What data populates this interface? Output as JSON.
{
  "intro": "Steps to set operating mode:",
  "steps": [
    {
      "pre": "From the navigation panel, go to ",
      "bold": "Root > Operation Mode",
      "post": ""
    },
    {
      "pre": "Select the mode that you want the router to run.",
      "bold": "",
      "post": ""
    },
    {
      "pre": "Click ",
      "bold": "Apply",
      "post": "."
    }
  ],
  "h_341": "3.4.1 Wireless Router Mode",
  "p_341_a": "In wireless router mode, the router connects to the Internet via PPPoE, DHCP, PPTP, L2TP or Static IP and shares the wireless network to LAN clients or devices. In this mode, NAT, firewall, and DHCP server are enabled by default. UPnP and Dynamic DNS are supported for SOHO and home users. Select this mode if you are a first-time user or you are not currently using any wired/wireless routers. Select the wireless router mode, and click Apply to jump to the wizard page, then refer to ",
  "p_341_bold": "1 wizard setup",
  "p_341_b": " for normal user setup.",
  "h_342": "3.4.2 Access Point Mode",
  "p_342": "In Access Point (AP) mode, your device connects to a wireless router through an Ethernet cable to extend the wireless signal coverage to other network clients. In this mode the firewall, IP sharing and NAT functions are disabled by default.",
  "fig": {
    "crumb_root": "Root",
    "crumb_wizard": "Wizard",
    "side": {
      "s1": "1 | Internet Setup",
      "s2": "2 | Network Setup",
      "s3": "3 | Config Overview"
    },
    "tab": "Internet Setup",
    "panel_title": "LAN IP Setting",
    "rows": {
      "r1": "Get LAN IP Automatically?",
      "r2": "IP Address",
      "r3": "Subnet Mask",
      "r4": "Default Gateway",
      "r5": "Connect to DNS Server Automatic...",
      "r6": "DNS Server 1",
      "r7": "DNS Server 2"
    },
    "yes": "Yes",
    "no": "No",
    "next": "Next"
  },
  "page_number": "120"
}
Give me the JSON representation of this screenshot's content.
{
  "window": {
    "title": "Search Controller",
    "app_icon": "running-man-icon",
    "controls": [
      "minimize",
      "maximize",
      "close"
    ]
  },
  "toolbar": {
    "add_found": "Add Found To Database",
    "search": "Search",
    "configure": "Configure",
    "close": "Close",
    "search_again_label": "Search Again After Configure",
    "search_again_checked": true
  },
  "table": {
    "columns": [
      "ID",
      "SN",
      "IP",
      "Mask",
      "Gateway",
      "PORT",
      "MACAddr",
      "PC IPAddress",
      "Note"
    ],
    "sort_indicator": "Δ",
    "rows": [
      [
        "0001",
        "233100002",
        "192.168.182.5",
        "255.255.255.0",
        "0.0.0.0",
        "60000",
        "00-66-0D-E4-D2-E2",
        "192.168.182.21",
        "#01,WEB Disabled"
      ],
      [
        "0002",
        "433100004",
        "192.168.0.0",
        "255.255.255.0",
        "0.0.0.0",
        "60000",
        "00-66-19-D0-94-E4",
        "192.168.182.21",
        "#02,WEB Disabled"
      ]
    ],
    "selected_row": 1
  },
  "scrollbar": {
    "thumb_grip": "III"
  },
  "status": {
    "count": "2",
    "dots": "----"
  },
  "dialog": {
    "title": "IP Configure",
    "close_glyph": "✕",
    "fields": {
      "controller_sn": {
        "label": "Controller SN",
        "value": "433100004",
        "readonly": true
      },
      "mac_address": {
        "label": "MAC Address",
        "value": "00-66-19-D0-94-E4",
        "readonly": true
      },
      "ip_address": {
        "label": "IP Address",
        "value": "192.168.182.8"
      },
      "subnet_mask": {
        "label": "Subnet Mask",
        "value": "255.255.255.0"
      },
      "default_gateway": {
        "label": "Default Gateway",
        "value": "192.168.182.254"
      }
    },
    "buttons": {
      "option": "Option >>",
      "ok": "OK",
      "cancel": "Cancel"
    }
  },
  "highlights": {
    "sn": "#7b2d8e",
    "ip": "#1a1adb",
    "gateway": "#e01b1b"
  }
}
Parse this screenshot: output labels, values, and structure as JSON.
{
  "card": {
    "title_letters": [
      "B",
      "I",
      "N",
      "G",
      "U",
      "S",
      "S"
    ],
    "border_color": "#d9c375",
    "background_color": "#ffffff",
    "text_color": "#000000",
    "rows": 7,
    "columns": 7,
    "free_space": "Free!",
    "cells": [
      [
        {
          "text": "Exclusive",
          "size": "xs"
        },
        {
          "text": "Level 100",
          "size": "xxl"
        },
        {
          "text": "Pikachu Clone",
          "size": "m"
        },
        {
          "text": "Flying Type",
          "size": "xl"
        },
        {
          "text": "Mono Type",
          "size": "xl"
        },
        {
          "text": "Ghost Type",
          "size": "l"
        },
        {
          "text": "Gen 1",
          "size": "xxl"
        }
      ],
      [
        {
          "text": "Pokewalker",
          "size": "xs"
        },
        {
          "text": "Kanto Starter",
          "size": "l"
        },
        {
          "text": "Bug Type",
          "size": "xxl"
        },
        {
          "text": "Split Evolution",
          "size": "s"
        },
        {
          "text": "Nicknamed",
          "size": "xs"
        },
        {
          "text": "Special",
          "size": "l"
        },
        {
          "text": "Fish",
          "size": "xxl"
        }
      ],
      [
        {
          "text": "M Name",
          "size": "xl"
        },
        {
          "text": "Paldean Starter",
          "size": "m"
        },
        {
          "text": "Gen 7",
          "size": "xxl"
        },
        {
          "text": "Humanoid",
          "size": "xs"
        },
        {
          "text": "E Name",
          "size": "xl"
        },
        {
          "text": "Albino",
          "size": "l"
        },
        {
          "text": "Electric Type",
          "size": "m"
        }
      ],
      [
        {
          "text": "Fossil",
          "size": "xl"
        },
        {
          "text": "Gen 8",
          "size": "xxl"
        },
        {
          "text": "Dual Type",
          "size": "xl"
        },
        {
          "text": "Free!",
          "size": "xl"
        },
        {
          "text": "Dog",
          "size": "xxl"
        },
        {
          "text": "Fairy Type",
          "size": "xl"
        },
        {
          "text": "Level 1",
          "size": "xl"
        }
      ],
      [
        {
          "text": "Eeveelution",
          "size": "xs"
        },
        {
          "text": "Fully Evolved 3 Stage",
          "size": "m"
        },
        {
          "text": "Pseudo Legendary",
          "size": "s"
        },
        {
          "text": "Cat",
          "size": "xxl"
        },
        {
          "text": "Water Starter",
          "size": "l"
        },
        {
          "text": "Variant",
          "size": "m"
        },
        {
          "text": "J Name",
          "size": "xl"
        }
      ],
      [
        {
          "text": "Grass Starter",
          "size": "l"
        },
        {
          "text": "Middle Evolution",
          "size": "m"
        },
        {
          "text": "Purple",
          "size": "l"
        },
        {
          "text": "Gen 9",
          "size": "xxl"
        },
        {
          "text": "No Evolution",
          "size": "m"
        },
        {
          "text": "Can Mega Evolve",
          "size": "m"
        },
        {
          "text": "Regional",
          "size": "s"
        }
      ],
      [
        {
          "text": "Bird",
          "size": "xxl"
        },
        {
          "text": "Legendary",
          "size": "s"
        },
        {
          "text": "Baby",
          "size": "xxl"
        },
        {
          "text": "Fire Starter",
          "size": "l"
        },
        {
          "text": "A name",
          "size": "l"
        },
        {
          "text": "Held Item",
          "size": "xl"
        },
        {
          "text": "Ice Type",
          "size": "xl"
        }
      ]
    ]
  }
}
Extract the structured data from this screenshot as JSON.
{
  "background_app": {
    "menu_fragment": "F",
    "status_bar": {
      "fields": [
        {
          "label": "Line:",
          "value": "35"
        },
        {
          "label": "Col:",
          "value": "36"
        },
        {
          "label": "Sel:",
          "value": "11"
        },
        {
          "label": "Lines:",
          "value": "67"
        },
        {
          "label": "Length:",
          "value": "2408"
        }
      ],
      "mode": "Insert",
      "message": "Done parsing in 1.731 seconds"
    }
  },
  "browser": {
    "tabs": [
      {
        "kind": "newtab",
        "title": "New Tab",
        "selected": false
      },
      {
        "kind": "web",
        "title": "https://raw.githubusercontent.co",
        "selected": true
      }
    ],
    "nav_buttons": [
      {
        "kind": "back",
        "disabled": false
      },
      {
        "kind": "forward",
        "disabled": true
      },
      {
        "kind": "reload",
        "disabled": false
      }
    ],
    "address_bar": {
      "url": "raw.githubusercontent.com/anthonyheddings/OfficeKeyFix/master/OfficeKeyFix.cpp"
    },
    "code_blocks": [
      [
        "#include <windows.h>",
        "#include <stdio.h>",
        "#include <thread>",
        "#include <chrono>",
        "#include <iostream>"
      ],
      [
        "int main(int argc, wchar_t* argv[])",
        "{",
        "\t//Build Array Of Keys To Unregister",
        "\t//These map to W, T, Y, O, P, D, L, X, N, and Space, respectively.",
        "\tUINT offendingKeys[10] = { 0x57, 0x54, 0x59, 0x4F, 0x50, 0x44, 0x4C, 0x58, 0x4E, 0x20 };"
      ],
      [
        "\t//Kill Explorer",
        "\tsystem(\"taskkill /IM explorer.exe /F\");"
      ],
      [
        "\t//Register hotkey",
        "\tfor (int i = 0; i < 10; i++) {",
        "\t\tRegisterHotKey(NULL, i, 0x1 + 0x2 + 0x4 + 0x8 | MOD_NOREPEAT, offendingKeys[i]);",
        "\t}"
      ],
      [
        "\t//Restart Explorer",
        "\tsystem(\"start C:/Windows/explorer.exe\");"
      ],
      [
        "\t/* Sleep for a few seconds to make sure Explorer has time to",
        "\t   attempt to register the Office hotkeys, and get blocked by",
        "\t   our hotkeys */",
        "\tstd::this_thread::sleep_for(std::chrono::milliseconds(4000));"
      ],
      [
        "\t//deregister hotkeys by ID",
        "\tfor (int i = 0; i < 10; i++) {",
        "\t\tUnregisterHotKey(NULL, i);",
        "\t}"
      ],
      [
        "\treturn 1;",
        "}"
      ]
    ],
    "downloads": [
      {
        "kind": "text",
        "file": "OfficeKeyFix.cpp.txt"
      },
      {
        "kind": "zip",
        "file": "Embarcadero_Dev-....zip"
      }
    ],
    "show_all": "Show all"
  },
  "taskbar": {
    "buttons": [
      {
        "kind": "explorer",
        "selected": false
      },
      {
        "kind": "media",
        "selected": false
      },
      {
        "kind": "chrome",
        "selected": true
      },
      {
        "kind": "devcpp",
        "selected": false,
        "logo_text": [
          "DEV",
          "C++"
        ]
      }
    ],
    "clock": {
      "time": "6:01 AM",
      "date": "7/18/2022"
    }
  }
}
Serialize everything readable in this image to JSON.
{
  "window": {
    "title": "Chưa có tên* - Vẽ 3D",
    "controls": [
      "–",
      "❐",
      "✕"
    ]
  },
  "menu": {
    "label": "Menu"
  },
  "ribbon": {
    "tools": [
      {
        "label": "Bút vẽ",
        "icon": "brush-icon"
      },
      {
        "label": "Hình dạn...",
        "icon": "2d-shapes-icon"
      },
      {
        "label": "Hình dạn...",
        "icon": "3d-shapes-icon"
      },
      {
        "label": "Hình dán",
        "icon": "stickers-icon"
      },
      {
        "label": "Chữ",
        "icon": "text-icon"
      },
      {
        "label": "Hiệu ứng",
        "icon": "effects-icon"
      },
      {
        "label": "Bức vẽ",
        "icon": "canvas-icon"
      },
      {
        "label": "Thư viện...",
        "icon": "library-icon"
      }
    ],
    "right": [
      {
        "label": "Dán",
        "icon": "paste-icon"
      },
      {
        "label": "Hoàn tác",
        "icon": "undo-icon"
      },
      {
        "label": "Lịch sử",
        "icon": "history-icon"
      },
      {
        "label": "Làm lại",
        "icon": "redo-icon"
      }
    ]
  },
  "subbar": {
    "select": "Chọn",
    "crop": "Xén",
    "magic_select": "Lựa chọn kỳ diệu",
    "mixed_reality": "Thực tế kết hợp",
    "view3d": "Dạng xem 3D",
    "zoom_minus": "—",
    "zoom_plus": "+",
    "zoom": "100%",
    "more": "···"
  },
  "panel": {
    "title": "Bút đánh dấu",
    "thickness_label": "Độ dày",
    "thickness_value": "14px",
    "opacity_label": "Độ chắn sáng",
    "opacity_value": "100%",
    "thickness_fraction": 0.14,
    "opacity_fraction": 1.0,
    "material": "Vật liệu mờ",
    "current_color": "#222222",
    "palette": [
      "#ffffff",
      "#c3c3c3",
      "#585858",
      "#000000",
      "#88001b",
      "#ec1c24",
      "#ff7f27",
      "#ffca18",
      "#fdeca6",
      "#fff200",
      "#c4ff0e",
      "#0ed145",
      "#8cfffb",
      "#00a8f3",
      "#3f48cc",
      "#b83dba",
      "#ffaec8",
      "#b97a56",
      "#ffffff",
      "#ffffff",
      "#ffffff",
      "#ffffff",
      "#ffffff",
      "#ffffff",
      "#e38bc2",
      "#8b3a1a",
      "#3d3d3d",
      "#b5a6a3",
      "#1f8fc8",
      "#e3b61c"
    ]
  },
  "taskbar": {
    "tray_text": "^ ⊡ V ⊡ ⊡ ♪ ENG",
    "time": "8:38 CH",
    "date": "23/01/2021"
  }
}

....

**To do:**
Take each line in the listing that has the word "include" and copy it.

**The answer:**
        "#include <windows.h>",
        "#include <stdio.h>",
        "#include <thread>",
        "#include <chrono>",
        "#include <iostream>"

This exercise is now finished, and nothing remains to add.